“My Mom had family here. She grew up, was born and raised here and then she moved to Maryland. She still had family here and they bought property here and I was still in high school so I moved with them.
Both of my sisters still live in Maryland, and they both have children now and I miss them. But I am glad and grateful that I have my parents nearby.
Technically [I am called] a second generation Urban Appalachian.
[Living in the mountains] At first, I was a little uncomfortable, because it was such a small town and I was used to a big city. As I have gotten older, I appreciate it so much more. The people are just so much friendlier and so much more helpful. Whereas, in the city everybody I think, is too busy and rushed to be bothered.
[Living here in the mountains] It took a little getting used to. One thing I remember when I first moved here, they were talking about the Iron Street Mall on Main Street. I was like, ‘there is a mall in Marion, really?’ I thought there was nothing here. I found out it was just a couple little stores. My husband is from here and has lived here all of his life, so he kind of shows me the way around.
[Appalachian Culture] I think everybody is just so friendly and helpful and I love the mountains and the Appalachian Trail. I love it when the hikers come through.
You have people here from many different walks of life, and many different occupations and backgrounds. I think everybody eventually feels comfortable here…everyone is kind and nice. Like when I moved here from the city, I guess I probably wasn’t as friendly as the people here.
In this particular area it’s like a small town. Everybody knows everybody, and I think that can be beneficial because you do bond and everybody helps each other in hard times, whether it be a sickness or a death.
I am a CNA. I’m a psychiatric aide at the State Mental Institute. It can be hard, extremely hard at times, but it can also be rewarding. When people come in with a mental illness or depression you see them as time goes by become more ready to be a citizen and live productively. [Some of the challenges are] when you have people who are extremely sick and who don’t want to be there, and think you are the reason they are there. They can be very difficult and hard to deal with. I try to put myself in their shoes, because it could be any of us at any time.
I love the summer, I love going walking in the woods at Hungry Mother Lake, just walking in the mountains and enjoying nature. I ride a motorcycle and we have lots of good roads for motorcycling and I really enjoy that. [I have been riding] for about ten years. I have a Kawasaki Ninja. You know the ‘back of the dragon’ and that’s like right in the backyard.
[I consider myself a hillbilly now.] In fact, when I lived in Maryland, when I lived in Baltimore, people said I had a hillbilly accent, and then when I moved here, people said I had a northern accent, because I had been here longer than I was in Baltimore. So I am more of a hillbilly than a city girl. [Hillbilly means to me] the relaxed atmosphere, the friendliness, nature and the mountains, and moonshine.

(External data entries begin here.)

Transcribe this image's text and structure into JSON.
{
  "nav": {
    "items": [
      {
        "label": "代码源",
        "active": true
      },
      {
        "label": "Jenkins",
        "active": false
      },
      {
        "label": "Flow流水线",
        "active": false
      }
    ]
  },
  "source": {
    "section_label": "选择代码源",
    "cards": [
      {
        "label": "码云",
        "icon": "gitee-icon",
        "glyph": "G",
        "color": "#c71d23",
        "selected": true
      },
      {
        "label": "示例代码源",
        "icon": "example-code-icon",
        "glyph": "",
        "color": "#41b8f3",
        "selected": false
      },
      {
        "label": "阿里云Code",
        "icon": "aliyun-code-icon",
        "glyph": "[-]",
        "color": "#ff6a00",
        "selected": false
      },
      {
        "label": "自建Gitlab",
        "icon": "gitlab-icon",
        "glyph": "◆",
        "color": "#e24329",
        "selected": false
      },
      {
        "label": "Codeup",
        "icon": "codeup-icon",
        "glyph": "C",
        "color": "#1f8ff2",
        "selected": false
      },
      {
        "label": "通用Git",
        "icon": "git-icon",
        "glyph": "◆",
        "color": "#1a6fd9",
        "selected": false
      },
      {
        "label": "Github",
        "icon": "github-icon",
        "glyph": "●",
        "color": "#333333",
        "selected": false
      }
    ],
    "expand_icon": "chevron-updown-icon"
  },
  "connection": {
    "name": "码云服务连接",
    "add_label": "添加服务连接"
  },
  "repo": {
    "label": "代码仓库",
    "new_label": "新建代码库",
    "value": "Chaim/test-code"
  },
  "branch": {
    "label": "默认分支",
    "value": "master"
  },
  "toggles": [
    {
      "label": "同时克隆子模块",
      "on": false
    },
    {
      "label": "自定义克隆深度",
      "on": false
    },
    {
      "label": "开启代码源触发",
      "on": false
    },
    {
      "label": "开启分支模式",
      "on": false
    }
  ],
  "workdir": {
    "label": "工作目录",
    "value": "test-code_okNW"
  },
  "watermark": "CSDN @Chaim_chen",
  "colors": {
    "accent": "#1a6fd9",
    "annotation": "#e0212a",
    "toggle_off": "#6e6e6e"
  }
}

App-a-lat-cha! Is that right? [When I hear App-a-lay-shia on TV] I think that’s not right! They’re not saying it right. It’s kinda like when I was in the city, you don’t say Baltimore you say Bal’more.”